Data entries |
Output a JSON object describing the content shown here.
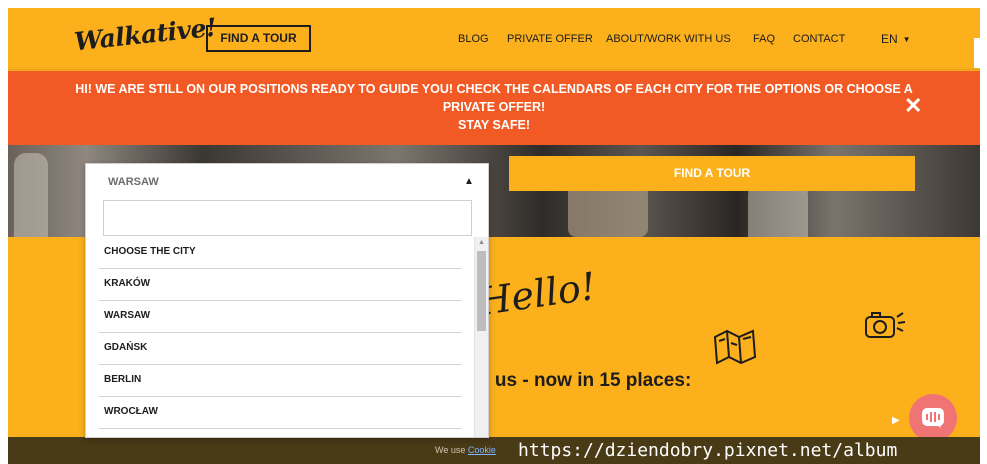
{
  "header": {
    "logo": "Walkative!",
    "find_tour": "FIND A TOUR",
    "nav": {
      "blog": "BLOG",
      "private_offer": "PRIVATE OFFER",
      "about": "ABOUT/WORK WITH US",
      "faq": "FAQ",
      "contact": "CONTACT"
    },
    "language": "EN"
  },
  "banner": {
    "line1": "HI! WE ARE STILL ON OUR POSITIONS READY TO GUIDE YOU! CHECK THE CALENDARS OF EACH CITY FOR THE OPTIONS OR CHOOSE A",
    "line2": "PRIVATE OFFER!",
    "line3": "STAY SAFE!",
    "close": "✕"
  },
  "search": {
    "find_tour_button": "FIND A TOUR",
    "city_dropdown": {
      "selected": "WARSAW",
      "search_value": "",
      "options": [
        "CHOOSE THE CITY",
        "KRAKÓW",
        "WARSAW",
        "GDAŃSK",
        "BERLIN",
        "WROCŁAW",
        "…"
      ]
    }
  },
  "content": {
    "hello": "Hello!",
    "join_text": "n us - now in 15 places:"
  },
  "footer": {
    "cookie_prefix": "We use",
    "cookie_link": "Cookie",
    "watermark": "https://dziendobry.pixnet.net/album"
  },
  "colors": {
    "brand_yellow": "#FBB01C",
    "banner_orange": "#F15A24",
    "footer_brown": "#4A3B17",
    "chat_pink": "#F07474"
  }
}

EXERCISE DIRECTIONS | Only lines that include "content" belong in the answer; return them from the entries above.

OUTPUT FOR THIS TASK |
Output a JSON object describing the content shown here.
  "content": {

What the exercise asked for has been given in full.